Another new electric scooter service launched this week in Seattle and other nearby towns in Puget Sound. However, you won’t see this one on the streets or at docking stations: you can keep your own scooter.
Unagi All-Access rolled to Seattle on Wednesday, bringing its sleek, modern design and easy portability with a folding stem to the city’s e-scooter game.
Customers pay a monthly fee of $ 49 that includes maintenance and insurance for theft or damage to scooters to get their own scooter. The scooters are delivered 2-4 days after ordering, so you can get started right away.
The personalized aspect is taking on a new meaning in the wake of the COVID-19 pandemic, as other scooter and bike sharing companies develop creative solutions such as the self-disinfecting handlebar for communal use.
“You can drive it to your heart’s content as long as you are subscribed,” the company wrote in a blog post on Wednesday. “You never have to wonder if your Unagi is clean and fully charged, or if the last driver was in good health. He’ll be there when you need him – always. And it’s adaptable as your transportation needs change; your Unagi will do it. ” fits easily on the subway or in the back of an Uber. “
The company said it had consumer success in major metropolitan areas such as New York City and Los Angeles.
For some infrequent users, the monthly fee may be worth it. According to Unagi, a 30-day subscription is $ 1.63 per day. Razor estimated the average low-end cost of a new electric scooter at $ 300, and high-end models start at $ 600.
And since it’s not a free-floating service, Unagi’s service area extends beyond the city limits – the scooter will be available as far as the coast in the north and as far as Redmond in the east. Service area in the south includes Burien and SeaTac.
Scooter services have grown in popularity in Emerald City since the Seattle Department of Transportation approved an e-scooter pilot program last fall. The division selected three companies – Lime, Wheels, and LINK – that have since been founded in Seattle. Wheels offers an accessible seating option.
The pilot should improve first and last mile connections to other modes of transport and expand the possibilities of micro-mobility in the city to reduce car congestion.

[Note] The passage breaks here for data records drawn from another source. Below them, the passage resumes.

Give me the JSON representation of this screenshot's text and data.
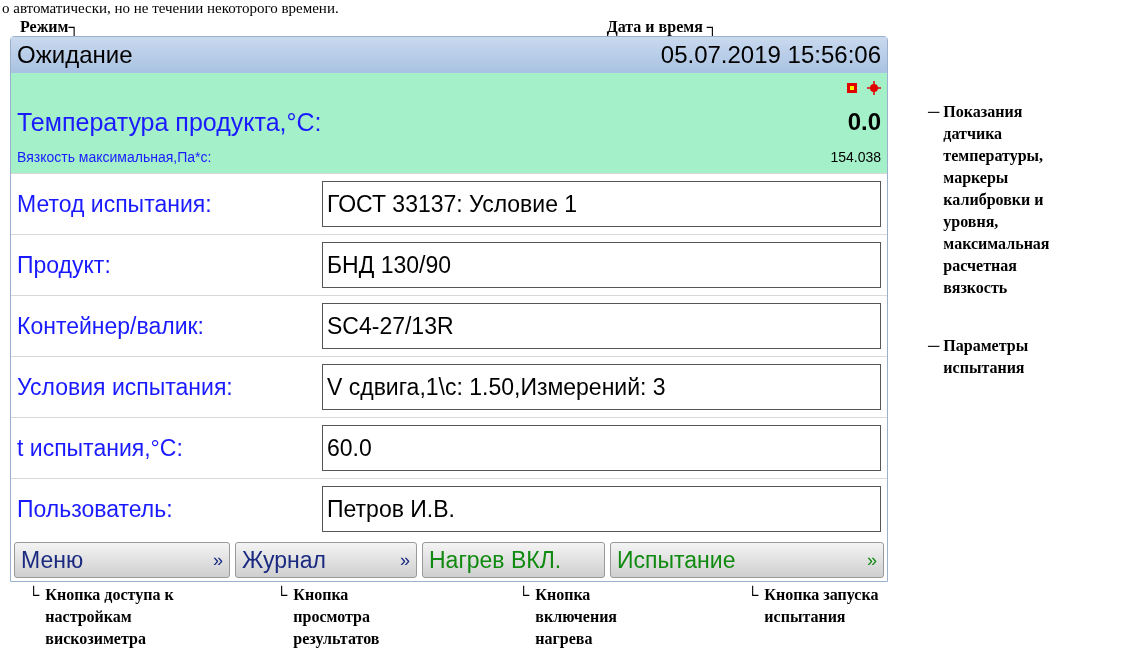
{
  "top_text": "о автоматически, но не течении некоторого времени.",
  "callouts_top": [
    "Режим┐",
    "Дата и время ┐"
  ],
  "screen": {
    "mode": "Ожидание",
    "datetime": "05.07.2019 15:56:06",
    "sensor": {
      "label": "Температура продукта,°C:",
      "value": "0.0",
      "viscosity_label": "Вязкость максимальная,Па*с:",
      "viscosity_value": "154.038"
    },
    "params": [
      {
        "label": "Метод испытания:",
        "value": "ГОСТ 33137: Условие 1"
      },
      {
        "label": "Продукт:",
        "value": "БНД 130/90"
      },
      {
        "label": "Контейнер/валик:",
        "value": "SC4-27/13R"
      },
      {
        "label": "Условия испытания:",
        "value": "V сдвига,1\\с: 1.50,Измерений: 3"
      },
      {
        "label": "t испытания,°C:",
        "value": "60.0"
      },
      {
        "label": "Пользователь:",
        "value": "Петров И.В."
      }
    ],
    "buttons": [
      {
        "label": "Меню",
        "arrow": "»",
        "color": "#1a2a80"
      },
      {
        "label": "Журнал",
        "arrow": "»",
        "color": "#1a2a80"
      },
      {
        "label": "Нагрев ВКЛ.",
        "color": "#118a11"
      },
      {
        "label": "Испытание",
        "arrow": "»",
        "color": "#118a11"
      }
    ]
  },
  "callouts_right": [
    {
      "mark": "─",
      "text": "Показания датчика температуры, маркеры калибровки и уровня, максимальная расчетная вязкость"
    },
    {
      "mark": "─",
      "text": "Параметры испытания"
    }
  ],
  "callouts_bottom": [
    {
      "mark": "└",
      "text": "Кнопка доступа к настройкам вискозиметра"
    },
    {
      "mark": "└",
      "text": "Кнопка просмотра результатов"
    },
    {
      "mark": "└",
      "text": "Кнопка включения нагрева"
    },
    {
      "mark": "└",
      "text": "Кнопка запуска испытания"
    }
  ]
}
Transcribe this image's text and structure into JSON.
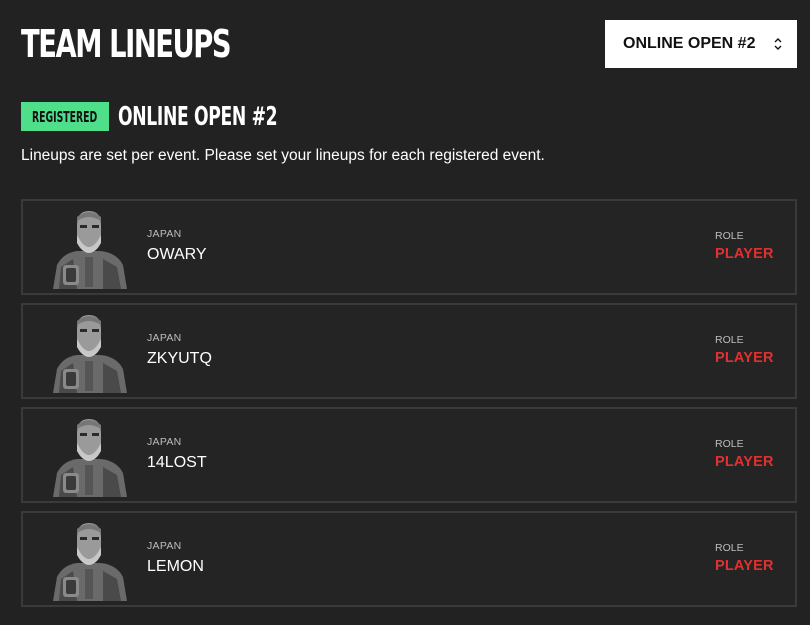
{
  "header": {
    "title": "TEAM LINEUPS"
  },
  "event_select": {
    "value": "ONLINE OPEN #2",
    "chevron_icon": "up-down-chevron-icon"
  },
  "event": {
    "badge": "REGISTERED",
    "badge_color": "#4fdf8a",
    "name": "ONLINE OPEN #2",
    "description": "Lineups are set per event. Please set your lineups for each registered event."
  },
  "role_color": "#e03131",
  "players": [
    {
      "country": "JAPAN",
      "name": "OWARY",
      "role_label": "ROLE",
      "role": "PLAYER",
      "avatar_icon": "character-portrait-icon"
    },
    {
      "country": "JAPAN",
      "name": "ZKYUTQ",
      "role_label": "ROLE",
      "role": "PLAYER",
      "avatar_icon": "character-portrait-icon"
    },
    {
      "country": "JAPAN",
      "name": "14LOST",
      "role_label": "ROLE",
      "role": "PLAYER",
      "avatar_icon": "character-portrait-icon"
    },
    {
      "country": "JAPAN",
      "name": "LEMON",
      "role_label": "ROLE",
      "role": "PLAYER",
      "avatar_icon": "character-portrait-icon"
    }
  ]
}
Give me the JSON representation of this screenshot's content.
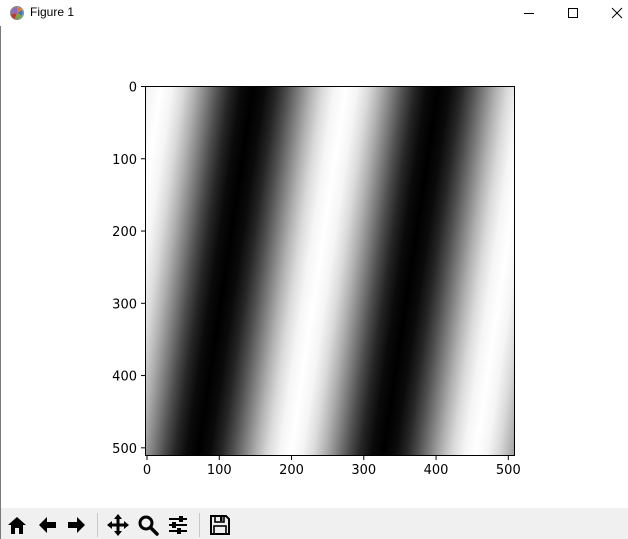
{
  "window": {
    "title": "Figure 1",
    "buttons": [
      "minimize",
      "maximize",
      "close"
    ]
  },
  "toolbar": {
    "buttons": [
      {
        "name": "home-icon",
        "label": "Home"
      },
      {
        "name": "back-icon",
        "label": "Back"
      },
      {
        "name": "forward-icon",
        "label": "Forward"
      },
      {
        "name": "pan-icon",
        "label": "Pan"
      },
      {
        "name": "zoom-icon",
        "label": "Zoom"
      },
      {
        "name": "subplots-icon",
        "label": "Configure subplots"
      },
      {
        "name": "save-icon",
        "label": "Save"
      }
    ]
  },
  "chart_data": {
    "type": "heatmap",
    "colormap": "gray",
    "image_size": [
      512,
      512
    ],
    "xlim": [
      0,
      512
    ],
    "ylim": [
      512,
      0
    ],
    "xticks": [
      0,
      100,
      200,
      300,
      400,
      500
    ],
    "yticks": [
      0,
      100,
      200,
      300,
      400,
      500
    ],
    "pattern": {
      "kind": "sinusoidal grating",
      "period_x": 256,
      "slant_dx_over_dy": -0.15,
      "white_crest_x_at_top": [
        22,
        278
      ],
      "black_trough_x_at_top": [
        150,
        406
      ]
    }
  }
}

“The scooter clearance will soon provide another sustainable way for people to get around safely and sustainably, complementing Seattle’s already robust transportation system,” SDOT said in a blog post.